The phone rang, it was the call we had been waiting for.
It had been years of challenging struggles with so many doctors to get this MRI done — to finally see what’s going on inside Noah’s brain. Everyone kept saying they wouldn’t find anything. My gut told me otherwise.
I picked up the phone. The doctor introduced himself and then said,
“Are you sitting down?”
It was almost comical…something you hear them say in the movies. But this was our life, and for a moment my heart stopped beating.
I sat down.
“It’s not good news I’m afraid.” He started to list the damage and I heard only parts…”brain stem… irreversible.”
He said, “He could have seven months or seven years…we just don’t know.”
Noah was 2 years old.
I discovered so many things after that call.
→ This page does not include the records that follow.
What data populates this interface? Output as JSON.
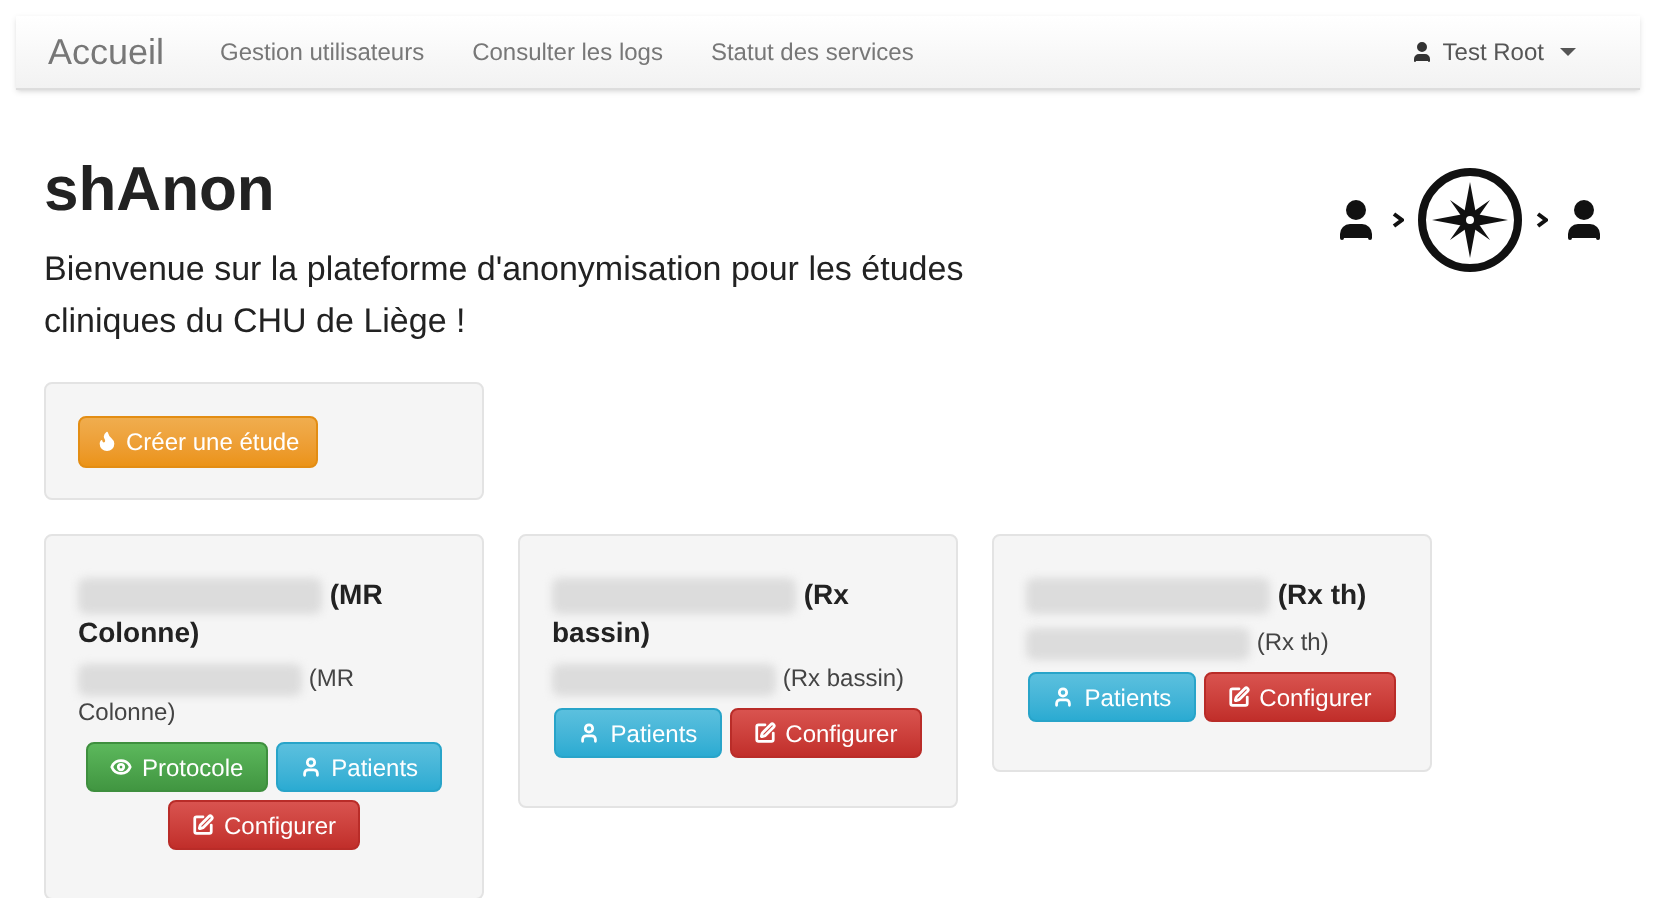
{
  "navbar": {
    "brand": "Accueil",
    "links": [
      {
        "label": "Gestion utilisateurs"
      },
      {
        "label": "Consulter les logs"
      },
      {
        "label": "Statut des services"
      }
    ],
    "user": "Test Root"
  },
  "title": "shAnon",
  "intro": "Bienvenue sur la plateforme d'anonymisation pour les études cliniques du CHU de Liège !",
  "create_button": "Créer une étude",
  "studies": [
    {
      "title": "(MR Colonne)",
      "subtitle": "(MR Colonne)",
      "buttons": [
        {
          "kind": "protocol",
          "label": "Protocole"
        },
        {
          "kind": "patients",
          "label": "Patients"
        },
        {
          "kind": "configure",
          "label": "Configurer"
        }
      ]
    },
    {
      "title": "(Rx bassin)",
      "subtitle": "(Rx bassin)",
      "buttons": [
        {
          "kind": "patients",
          "label": "Patients"
        },
        {
          "kind": "configure",
          "label": "Configurer"
        }
      ]
    },
    {
      "title": "(Rx th)",
      "subtitle": "(Rx th)",
      "buttons": [
        {
          "kind": "patients",
          "label": "Patients"
        },
        {
          "kind": "configure",
          "label": "Configurer"
        }
      ]
    }
  ]
}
That he shouldn’t have called me, that I should have been given the news at the hospital…so many things. But there it was. Devastating news delivered to me right in the middle of a normal day at home.
I walked back into the lounge room to be greeted by my little man.
Everything had changed, and yet nothing had altered. He wanted to play and I wanted to sob.
I did sob. For two weeks I sobbed, played, made bottles, sang songs, sobbed some more and snuggled him while he slept.
I felt like my heart was broken. Like we were now living on death row. There was no way of knowing how or when it would happen…but that the big “D” was coming.
I couldn’t name that feeling. He was right there in front of me — the same little person, but every single thing had changed.
It was grief…but he was still very much living.
“Living grief” is what I came up with to describe how I was feeling.
I went through the first four stages of grief: denial, anger, bargaining and deep sadness.
The fifth stage, acceptance, came as a choice I made and it changed our whole world for the better. I remember so clearly; it was about two weeks after the phone call. It’s vivid, so much so that I can hear myself saying this in my head to this day.
I thought, “Right, well I can’t carry on feeling this way and give him the life he deserves. So I better accept it.”
Now, I am not saying that this is what should happen, or that this is what happens for everyone, but this is what happened for me.
I made a decision, and that was to honor the life he has, whatever timeline that is, by living it with joy, acceptance and all the tears, hugs we need to get us through.
And so, that’s how we live.
Noah has a living life list, not a bucket list. The difference being, we are not waiting for the end. We are instead celebrating and living life now.
We seize every opportunity to make memories.
We make time; we don’t sweat the small stuff.
We cancel appointments to sit in the sunshine instead.
We make up stories.
We bring smiles to people (a Noah initiative), and we sing at the top our lungs in the car with the windows down in traffic to see if we can make other people laugh.
My grief is absolutely not even close to touching the grief of a parent whose child has already grown their wings. Not even close. Not a whisper of that knowing.
It’s a living grief. It comes at times you wouldn’t expect. You can be having the most amazing day…and boom. It hits you. Sometimes it floors you and sometimes you can swallow back the tears and be grateful to have this moment with them instead.
It’s a grief that hits you when someone asks your little one, “What do you want to be when you grow up?”
It’s a grief that comes unexpectedly when people talk about high schools and you have no clue if you will get there.
It’s a grief of not making long-term plans.
It’s a grief of the 100 days at kindergarten when they make them look older in their photos for fun.
We choose to live in what is. What today is. We choose to live in laughter, in joy, in the sadness when it comes, in the silliness and the absolute love that knows no bounds.
We live in the moment and we truly know each day is a gift.
Only this morning when I dropped Noah at school, and his teacher and I were discussing what’s going on this week with all the hospital things, Noah said, “Let’s just do today shall we, start there.”
How utterly perfect is that.